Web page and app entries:
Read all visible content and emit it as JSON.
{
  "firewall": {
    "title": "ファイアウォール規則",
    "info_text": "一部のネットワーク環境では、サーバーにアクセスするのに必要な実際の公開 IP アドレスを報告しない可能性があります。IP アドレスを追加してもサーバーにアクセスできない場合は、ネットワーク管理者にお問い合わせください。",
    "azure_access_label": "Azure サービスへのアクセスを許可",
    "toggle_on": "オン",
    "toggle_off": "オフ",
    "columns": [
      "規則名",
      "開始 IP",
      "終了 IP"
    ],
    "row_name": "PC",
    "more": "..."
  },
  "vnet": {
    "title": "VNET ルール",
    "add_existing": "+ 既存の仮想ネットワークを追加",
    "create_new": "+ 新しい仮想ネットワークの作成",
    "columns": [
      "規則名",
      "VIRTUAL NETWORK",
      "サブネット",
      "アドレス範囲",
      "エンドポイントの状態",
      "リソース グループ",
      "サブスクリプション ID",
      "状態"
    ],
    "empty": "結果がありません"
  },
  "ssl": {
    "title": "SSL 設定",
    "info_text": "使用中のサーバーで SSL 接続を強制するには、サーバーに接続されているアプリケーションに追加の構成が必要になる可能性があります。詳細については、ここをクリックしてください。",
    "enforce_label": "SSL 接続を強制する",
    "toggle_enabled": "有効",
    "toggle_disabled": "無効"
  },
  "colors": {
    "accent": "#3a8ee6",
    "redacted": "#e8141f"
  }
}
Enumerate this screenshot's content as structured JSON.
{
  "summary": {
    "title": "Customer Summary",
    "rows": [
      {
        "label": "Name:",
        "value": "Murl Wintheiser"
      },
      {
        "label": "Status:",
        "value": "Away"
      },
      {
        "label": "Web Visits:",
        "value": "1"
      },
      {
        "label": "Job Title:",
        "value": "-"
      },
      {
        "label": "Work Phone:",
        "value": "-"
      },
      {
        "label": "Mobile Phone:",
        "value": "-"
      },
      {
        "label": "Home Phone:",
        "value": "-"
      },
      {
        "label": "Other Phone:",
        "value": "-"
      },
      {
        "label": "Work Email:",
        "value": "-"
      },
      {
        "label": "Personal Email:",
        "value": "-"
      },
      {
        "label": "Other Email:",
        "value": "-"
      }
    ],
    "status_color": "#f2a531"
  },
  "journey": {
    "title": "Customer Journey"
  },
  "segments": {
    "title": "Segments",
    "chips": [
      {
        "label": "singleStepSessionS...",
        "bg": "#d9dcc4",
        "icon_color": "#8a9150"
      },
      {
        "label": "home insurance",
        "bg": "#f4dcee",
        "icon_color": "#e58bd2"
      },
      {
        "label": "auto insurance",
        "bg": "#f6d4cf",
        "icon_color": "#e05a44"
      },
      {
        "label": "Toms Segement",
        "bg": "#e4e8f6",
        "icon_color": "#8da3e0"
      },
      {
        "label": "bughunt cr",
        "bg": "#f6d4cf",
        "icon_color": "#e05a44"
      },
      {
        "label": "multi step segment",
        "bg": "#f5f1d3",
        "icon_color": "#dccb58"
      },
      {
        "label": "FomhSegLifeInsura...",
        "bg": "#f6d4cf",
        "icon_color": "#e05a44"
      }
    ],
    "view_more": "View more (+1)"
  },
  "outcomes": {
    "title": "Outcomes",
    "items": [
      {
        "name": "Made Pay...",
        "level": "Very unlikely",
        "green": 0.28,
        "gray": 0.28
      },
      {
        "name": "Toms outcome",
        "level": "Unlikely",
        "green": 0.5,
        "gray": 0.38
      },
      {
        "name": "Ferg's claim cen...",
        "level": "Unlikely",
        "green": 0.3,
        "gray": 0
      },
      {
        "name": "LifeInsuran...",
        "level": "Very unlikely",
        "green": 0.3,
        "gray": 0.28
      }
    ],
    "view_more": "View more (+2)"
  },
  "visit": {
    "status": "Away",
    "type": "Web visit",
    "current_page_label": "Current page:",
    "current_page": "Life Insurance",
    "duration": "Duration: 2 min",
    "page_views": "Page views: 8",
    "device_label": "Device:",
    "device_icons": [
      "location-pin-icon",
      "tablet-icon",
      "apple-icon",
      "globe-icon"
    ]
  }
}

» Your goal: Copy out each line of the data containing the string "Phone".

» Task solution:
        "label": "Work Phone:",
        "label": "Mobile Phone:",
        "label": "Home Phone:",
        "label": "Other Phone:",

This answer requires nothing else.